*WORK ORDER*
Each entry must be returned exactly. None may be omitted.

Website and app data records
-*-
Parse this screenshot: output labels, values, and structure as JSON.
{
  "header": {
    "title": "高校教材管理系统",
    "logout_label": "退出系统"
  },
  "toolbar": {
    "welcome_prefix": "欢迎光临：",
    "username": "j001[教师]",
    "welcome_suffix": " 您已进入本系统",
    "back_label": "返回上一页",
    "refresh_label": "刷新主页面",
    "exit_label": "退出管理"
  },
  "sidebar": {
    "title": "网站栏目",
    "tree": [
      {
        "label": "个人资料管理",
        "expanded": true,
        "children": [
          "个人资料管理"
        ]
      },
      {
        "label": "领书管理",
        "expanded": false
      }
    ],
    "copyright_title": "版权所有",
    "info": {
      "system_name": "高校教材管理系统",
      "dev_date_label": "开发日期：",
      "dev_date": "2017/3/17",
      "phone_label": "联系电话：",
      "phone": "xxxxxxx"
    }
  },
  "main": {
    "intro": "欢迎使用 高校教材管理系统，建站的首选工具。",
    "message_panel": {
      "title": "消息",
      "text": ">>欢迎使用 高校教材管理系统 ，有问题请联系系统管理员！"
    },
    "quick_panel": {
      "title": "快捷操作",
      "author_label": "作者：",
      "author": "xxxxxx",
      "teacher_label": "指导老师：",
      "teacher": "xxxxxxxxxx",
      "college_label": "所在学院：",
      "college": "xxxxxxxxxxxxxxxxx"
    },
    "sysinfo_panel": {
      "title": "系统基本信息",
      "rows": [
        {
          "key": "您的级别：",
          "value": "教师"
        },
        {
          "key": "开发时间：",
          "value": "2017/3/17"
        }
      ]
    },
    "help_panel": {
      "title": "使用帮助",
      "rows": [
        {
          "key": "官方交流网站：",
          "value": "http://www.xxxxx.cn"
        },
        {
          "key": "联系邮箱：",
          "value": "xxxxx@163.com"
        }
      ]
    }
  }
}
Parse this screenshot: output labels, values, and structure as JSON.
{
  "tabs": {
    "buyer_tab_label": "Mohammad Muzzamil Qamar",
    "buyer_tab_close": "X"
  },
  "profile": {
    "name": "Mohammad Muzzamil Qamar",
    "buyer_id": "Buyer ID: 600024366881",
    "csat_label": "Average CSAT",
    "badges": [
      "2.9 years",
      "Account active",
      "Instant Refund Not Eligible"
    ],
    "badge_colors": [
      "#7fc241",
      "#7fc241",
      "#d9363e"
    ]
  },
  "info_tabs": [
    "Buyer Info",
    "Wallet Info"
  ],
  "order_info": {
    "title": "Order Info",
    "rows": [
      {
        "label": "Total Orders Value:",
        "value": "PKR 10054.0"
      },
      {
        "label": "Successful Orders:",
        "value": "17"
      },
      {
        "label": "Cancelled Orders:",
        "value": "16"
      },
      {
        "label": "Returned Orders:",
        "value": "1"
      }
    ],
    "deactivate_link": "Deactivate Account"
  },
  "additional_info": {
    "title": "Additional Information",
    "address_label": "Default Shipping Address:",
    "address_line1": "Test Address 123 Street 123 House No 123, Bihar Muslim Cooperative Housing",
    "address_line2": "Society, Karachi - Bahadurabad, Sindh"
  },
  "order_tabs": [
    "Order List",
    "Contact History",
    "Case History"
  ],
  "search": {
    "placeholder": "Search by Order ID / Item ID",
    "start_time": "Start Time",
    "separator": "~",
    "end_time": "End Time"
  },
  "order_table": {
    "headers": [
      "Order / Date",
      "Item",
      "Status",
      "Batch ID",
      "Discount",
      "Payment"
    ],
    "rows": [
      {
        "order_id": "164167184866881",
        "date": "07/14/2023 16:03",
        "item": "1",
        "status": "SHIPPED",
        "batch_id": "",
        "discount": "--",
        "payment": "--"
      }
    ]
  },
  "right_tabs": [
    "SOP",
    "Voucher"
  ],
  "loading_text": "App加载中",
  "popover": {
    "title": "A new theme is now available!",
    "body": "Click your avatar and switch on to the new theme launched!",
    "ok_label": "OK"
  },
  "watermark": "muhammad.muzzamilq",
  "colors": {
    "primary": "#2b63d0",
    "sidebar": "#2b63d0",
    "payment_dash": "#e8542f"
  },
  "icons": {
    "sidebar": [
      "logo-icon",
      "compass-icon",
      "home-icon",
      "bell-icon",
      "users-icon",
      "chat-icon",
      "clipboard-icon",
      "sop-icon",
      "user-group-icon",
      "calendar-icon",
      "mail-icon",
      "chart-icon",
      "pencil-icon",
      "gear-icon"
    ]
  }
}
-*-
*SOLUTION TO THIS EXERCISE*
Parse this screenshot: output labels, values, and structure as JSON.
{
  "header": {
    "title": "高校教材管理系统",
    "logout_label": "退出系统"
  },
  "toolbar": {
    "welcome_prefix": "欢迎光临：",
    "username": "j001[教师]",
    "welcome_suffix": " 您已进入本系统",
    "back_label": "返回上一页",
    "refresh_label": "刷新主页面",
    "exit_label": "退出管理"
  },
  "sidebar": {
    "title": "网站栏目",
    "tree": [
      {
        "label": "个人资料管理",
        "expanded": true,
        "children": [
          "个人资料管理"
        ]
      },
      {
        "label": "领书管理",
        "expanded": false
      }
    ],
    "copyright_title": "版权所有",
    "info": {
      "system_name": "高校教材管理系统",
      "dev_date_label": "开发日期：",
      "dev_date": "2017/3/17",
      "phone_label": "联系电话：",
      "phone": "xxxxxxx"
    }
  },
  "main": {
    "intro": "欢迎使用 高校教材管理系统，建站的首选工具。",
    "message_panel": {
      "title": "消息",
      "text": ">>欢迎使用 高校教材管理系统 ，有问题请联系系统管理员！"
    },
    "quick_panel": {
      "title": "快捷操作",
      "author_label": "作者：",
      "author": "xxxxxx",
      "teacher_label": "指导老师：",
      "teacher": "xxxxxxxxxx",
      "college_label": "所在学院：",
      "college": "xxxxxxxxxxxxxxxxx"
    },
    "sysinfo_panel": {
      "title": "系统基本信息",
      "rows": [
        {
          "key": "您的级别：",
          "value": "教师"
        },
        {
          "key": "开发时间：",
          "value": "2017/3/17"
        }
      ]
    },
    "help_panel": {
      "title": "使用帮助",
      "rows": [
        {
          "key": "官方交流网站：",
          "value": "http://www.xxxxx.cn"
        },
        {
          "key": "联系邮箱：",
          "value": "xxxxx@163.com"
        }
      ]
    }
  }
}
Parse this screenshot: output labels, values, and structure as JSON.
{
  "tabs": {
    "buyer_tab_label": "Mohammad Muzzamil Qamar",
    "buyer_tab_close": "X"
  },
  "profile": {
    "name": "Mohammad Muzzamil Qamar",
    "buyer_id": "Buyer ID: 600024366881",
    "csat_label": "Average CSAT",
    "badges": [
      "2.9 years",
      "Account active",
      "Instant Refund Not Eligible"
    ],
    "badge_colors": [
      "#7fc241",
      "#7fc241",
      "#d9363e"
    ]
  },
  "info_tabs": [
    "Buyer Info",
    "Wallet Info"
  ],
  "order_info": {
    "title": "Order Info",
    "rows": [
      {
        "label": "Total Orders Value:",
        "value": "PKR 10054.0"
      },
      {
        "label": "Successful Orders:",
        "value": "17"
      },
      {
        "label": "Cancelled Orders:",
        "value": "16"
      },
      {
        "label": "Returned Orders:",
        "value": "1"
      }
    ],
    "deactivate_link": "Deactivate Account"
  },
  "additional_info": {
    "title": "Additional Information",
    "address_label": "Default Shipping Address:",
    "address_line1": "Test Address 123 Street 123 House No 123, Bihar Muslim Cooperative Housing",
    "address_line2": "Society, Karachi - Bahadurabad, Sindh"
  },
  "order_tabs": [
    "Order List",
    "Contact History",
    "Case History"
  ],
  "search": {
    "placeholder": "Search by Order ID / Item ID",
    "start_time": "Start Time",
    "separator": "~",
    "end_time": "End Time"
  },
  "order_table": {
    "headers": [
      "Order / Date",
      "Item",
      "Status",
      "Batch ID",
      "Discount",
      "Payment"
    ],
    "rows": [
      {
        "order_id": "164167184866881",
        "date": "07/14/2023 16:03",
        "item": "1",
        "status": "SHIPPED",
        "batch_id": "",
        "discount": "--",
        "payment": "--"
      }
    ]
  },
  "right_tabs": [
    "SOP",
    "Voucher"
  ],
  "loading_text": "App加载中",
  "popover": {
    "title": "A new theme is now available!",
    "body": "Click your avatar and switch on to the new theme launched!",
    "ok_label": "OK"
  },
  "watermark": "muhammad.muzzamilq",
  "colors": {
    "primary": "#2b63d0",
    "sidebar": "#2b63d0",
    "payment_dash": "#e8542f"
  },
  "icons": {
    "sidebar": [
      "logo-icon",
      "compass-icon",
      "home-icon",
      "bell-icon",
      "users-icon",
      "chat-icon",
      "clipboard-icon",
      "sop-icon",
      "user-group-icon",
      "calendar-icon",
      "mail-icon",
      "chart-icon",
      "pencil-icon",
      "gear-icon"
    ]
  }
}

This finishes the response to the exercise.